Packer has spent much of her career working on issues of cannabis reform. Prior to joining the City, she worked as a policy coordinator for the Drug Policy Alliance, where she advocated for responsible cannabis policy across California. “I look forward to serving the City of Los Angeles as we lead the development and implementation of responsible, equitable cannabis policies that will serve as a model for the rest of America,” said Packer. “I can’t wait to get started, and I’m grateful to Mayor Garcetti for this amazing, pioneering opportunity.”
The City’s Department of Cannabis Regulation was established as the result of several voter-approved initiatives over the last year, here in Los Angeles and statewide. Last November, California voters approved Prop. 64, which paved the way for the legalization of recreational cannabis across the state. In March, L.A. voters approved Prop. M — which approved local regulation, taxation and enforcement of cannabis policy.
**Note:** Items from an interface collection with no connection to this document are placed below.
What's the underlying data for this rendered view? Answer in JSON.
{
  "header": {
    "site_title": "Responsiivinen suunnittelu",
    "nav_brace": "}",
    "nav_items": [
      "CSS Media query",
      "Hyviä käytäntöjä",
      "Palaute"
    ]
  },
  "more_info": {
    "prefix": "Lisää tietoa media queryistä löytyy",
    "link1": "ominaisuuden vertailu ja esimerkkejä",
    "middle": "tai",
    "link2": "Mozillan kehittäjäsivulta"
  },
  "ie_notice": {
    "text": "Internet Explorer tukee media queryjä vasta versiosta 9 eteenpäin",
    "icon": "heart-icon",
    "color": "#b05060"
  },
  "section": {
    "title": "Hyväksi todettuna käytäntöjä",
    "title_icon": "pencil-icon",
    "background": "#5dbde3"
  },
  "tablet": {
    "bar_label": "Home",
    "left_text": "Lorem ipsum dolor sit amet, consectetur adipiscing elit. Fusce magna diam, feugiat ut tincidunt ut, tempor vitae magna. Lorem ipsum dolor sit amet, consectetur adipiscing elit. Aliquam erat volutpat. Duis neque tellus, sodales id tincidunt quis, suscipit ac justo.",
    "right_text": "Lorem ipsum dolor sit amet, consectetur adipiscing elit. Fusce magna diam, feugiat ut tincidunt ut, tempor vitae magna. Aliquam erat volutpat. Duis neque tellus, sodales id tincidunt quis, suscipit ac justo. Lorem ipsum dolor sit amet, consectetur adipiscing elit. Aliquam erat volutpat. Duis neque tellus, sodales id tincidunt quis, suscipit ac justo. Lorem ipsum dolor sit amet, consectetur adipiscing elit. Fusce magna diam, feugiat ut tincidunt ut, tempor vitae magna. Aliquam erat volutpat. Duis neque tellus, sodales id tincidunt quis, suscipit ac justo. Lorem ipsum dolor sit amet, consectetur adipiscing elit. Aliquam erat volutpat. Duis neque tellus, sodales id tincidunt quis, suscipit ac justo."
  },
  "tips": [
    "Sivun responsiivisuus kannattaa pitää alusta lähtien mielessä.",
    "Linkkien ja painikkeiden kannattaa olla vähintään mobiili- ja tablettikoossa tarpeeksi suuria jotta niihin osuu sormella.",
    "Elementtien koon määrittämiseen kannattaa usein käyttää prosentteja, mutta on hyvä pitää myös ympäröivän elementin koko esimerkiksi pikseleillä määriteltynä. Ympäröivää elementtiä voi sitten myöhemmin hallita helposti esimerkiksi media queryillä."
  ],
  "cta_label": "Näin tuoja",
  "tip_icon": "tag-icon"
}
The Department of Cannabis Regulation will be governed by a five-member Cannabis Regulation Commission.
I find this news so very pleasing and exciting because Director Packer is a 2015 graduate of The Ohio State University Moritz College of Law, and she was a student in my marijuana seminar in Spring 2015. Especially in the early years of my seminar, I made a habit of telling students that they could likely become leaders in the field of marijuana law and policy relatively quickly because there were relatively few senior lawyers with knowledge and experience in this space. As I gear up to teach my marijuana seminar again this coming fall, I will be sure to spotlights Cat's impressive early achievement in this arena. (With all my students, I take no credit for their any of their achievements, but I take comfort when learning my instruction did not harmfully lead them astray.)
August 10, 2017 in Campaigns, elections and public officials concerning reforms, Recreational Marijuana Commentary and Debate, Recreational Marijuana State Laws and Reforms, Who decides | Permalink | Comments (0)